== Given data ==

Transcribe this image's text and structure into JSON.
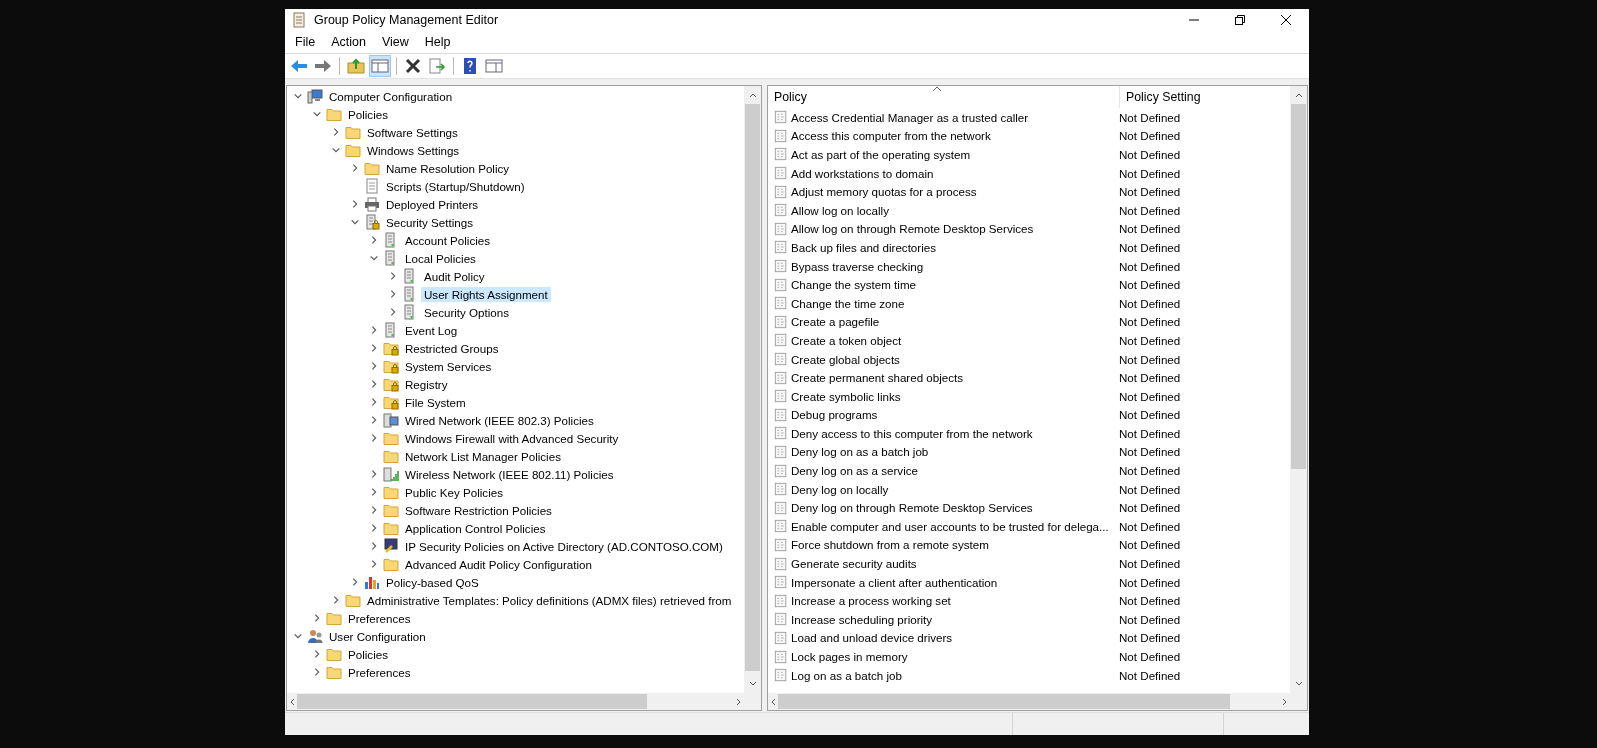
{
  "window": {
    "title": "Group Policy Management Editor"
  },
  "menu": [
    "File",
    "Action",
    "View",
    "Help"
  ],
  "tree": [
    {
      "label": "Computer Configuration",
      "kind": "computer",
      "expanded": true,
      "selected": false,
      "children": [
        {
          "label": "Policies",
          "kind": "folder",
          "expanded": true,
          "selected": false,
          "children": [
            {
              "label": "Software Settings",
              "kind": "folder",
              "expanded": false,
              "selected": false
            },
            {
              "label": "Windows Settings",
              "kind": "folder",
              "expanded": true,
              "selected": false,
              "children": [
                {
                  "label": "Name Resolution Policy",
                  "kind": "folder",
                  "expanded": false,
                  "selected": false
                },
                {
                  "label": "Scripts (Startup/Shutdown)",
                  "kind": "script",
                  "selected": false
                },
                {
                  "label": "Deployed Printers",
                  "kind": "printer",
                  "expanded": false,
                  "selected": false
                },
                {
                  "label": "Security Settings",
                  "kind": "server-lock",
                  "expanded": true,
                  "selected": false,
                  "children": [
                    {
                      "label": "Account Policies",
                      "kind": "server",
                      "expanded": false,
                      "selected": false
                    },
                    {
                      "label": "Local Policies",
                      "kind": "server",
                      "expanded": true,
                      "selected": false,
                      "children": [
                        {
                          "label": "Audit Policy",
                          "kind": "server",
                          "expanded": false,
                          "selected": false
                        },
                        {
                          "label": "User Rights Assignment",
                          "kind": "server",
                          "expanded": false,
                          "selected": true
                        },
                        {
                          "label": "Security Options",
                          "kind": "server",
                          "expanded": false,
                          "selected": false
                        }
                      ]
                    },
                    {
                      "label": "Event Log",
                      "kind": "server",
                      "expanded": false,
                      "selected": false
                    },
                    {
                      "label": "Restricted Groups",
                      "kind": "folder-lock",
                      "expanded": false,
                      "selected": false
                    },
                    {
                      "label": "System Services",
                      "kind": "folder-lock",
                      "expanded": false,
                      "selected": false
                    },
                    {
                      "label": "Registry",
                      "kind": "folder-lock",
                      "expanded": false,
                      "selected": false
                    },
                    {
                      "label": "File System",
                      "kind": "folder-lock",
                      "expanded": false,
                      "selected": false
                    },
                    {
                      "label": "Wired Network (IEEE 802.3) Policies",
                      "kind": "wired",
                      "expanded": false,
                      "selected": false
                    },
                    {
                      "label": "Windows Firewall with Advanced Security",
                      "kind": "folder",
                      "expanded": false,
                      "selected": false
                    },
                    {
                      "label": "Network List Manager Policies",
                      "kind": "folder",
                      "selected": false
                    },
                    {
                      "label": "Wireless Network (IEEE 802.11) Policies",
                      "kind": "wireless",
                      "expanded": false,
                      "selected": false
                    },
                    {
                      "label": "Public Key Policies",
                      "kind": "folder",
                      "expanded": false,
                      "selected": false
                    },
                    {
                      "label": "Software Restriction Policies",
                      "kind": "folder",
                      "expanded": false,
                      "selected": false
                    },
                    {
                      "label": "Application Control Policies",
                      "kind": "folder",
                      "expanded": false,
                      "selected": false
                    },
                    {
                      "label": "IP Security Policies on Active Directory (AD.CONTOSO.COM)",
                      "kind": "ipsec",
                      "expanded": false,
                      "selected": false
                    },
                    {
                      "label": "Advanced Audit Policy Configuration",
                      "kind": "folder",
                      "expanded": false,
                      "selected": false
                    }
                  ]
                },
                {
                  "label": "Policy-based QoS",
                  "kind": "qos",
                  "expanded": false,
                  "selected": false
                }
              ]
            },
            {
              "label": "Administrative Templates: Policy definitions (ADMX files) retrieved from",
              "kind": "folder",
              "expanded": false,
              "selected": false
            }
          ]
        },
        {
          "label": "Preferences",
          "kind": "folder",
          "expanded": false,
          "selected": false
        }
      ]
    },
    {
      "label": "User Configuration",
      "kind": "user",
      "expanded": true,
      "selected": false,
      "children": [
        {
          "label": "Policies",
          "kind": "folder",
          "expanded": false,
          "selected": false
        },
        {
          "label": "Preferences",
          "kind": "folder",
          "expanded": false,
          "selected": false
        }
      ]
    }
  ],
  "table": {
    "columns": [
      "Policy",
      "Policy Setting"
    ],
    "rows": [
      [
        "Access Credential Manager as a trusted caller",
        "Not Defined"
      ],
      [
        "Access this computer from the network",
        "Not Defined"
      ],
      [
        "Act as part of the operating system",
        "Not Defined"
      ],
      [
        "Add workstations to domain",
        "Not Defined"
      ],
      [
        "Adjust memory quotas for a process",
        "Not Defined"
      ],
      [
        "Allow log on locally",
        "Not Defined"
      ],
      [
        "Allow log on through Remote Desktop Services",
        "Not Defined"
      ],
      [
        "Back up files and directories",
        "Not Defined"
      ],
      [
        "Bypass traverse checking",
        "Not Defined"
      ],
      [
        "Change the system time",
        "Not Defined"
      ],
      [
        "Change the time zone",
        "Not Defined"
      ],
      [
        "Create a pagefile",
        "Not Defined"
      ],
      [
        "Create a token object",
        "Not Defined"
      ],
      [
        "Create global objects",
        "Not Defined"
      ],
      [
        "Create permanent shared objects",
        "Not Defined"
      ],
      [
        "Create symbolic links",
        "Not Defined"
      ],
      [
        "Debug programs",
        "Not Defined"
      ],
      [
        "Deny access to this computer from the network",
        "Not Defined"
      ],
      [
        "Deny log on as a batch job",
        "Not Defined"
      ],
      [
        "Deny log on as a service",
        "Not Defined"
      ],
      [
        "Deny log on locally",
        "Not Defined"
      ],
      [
        "Deny log on through Remote Desktop Services",
        "Not Defined"
      ],
      [
        "Enable computer and user accounts to be trusted for delega...",
        "Not Defined"
      ],
      [
        "Force shutdown from a remote system",
        "Not Defined"
      ],
      [
        "Generate security audits",
        "Not Defined"
      ],
      [
        "Impersonate a client after authentication",
        "Not Defined"
      ],
      [
        "Increase a process working set",
        "Not Defined"
      ],
      [
        "Increase scheduling priority",
        "Not Defined"
      ],
      [
        "Load and unload device drivers",
        "Not Defined"
      ],
      [
        "Lock pages in memory",
        "Not Defined"
      ],
      [
        "Log on as a batch job",
        "Not Defined"
      ]
    ]
  }
}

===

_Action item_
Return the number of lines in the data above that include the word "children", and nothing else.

_Solved problem_
6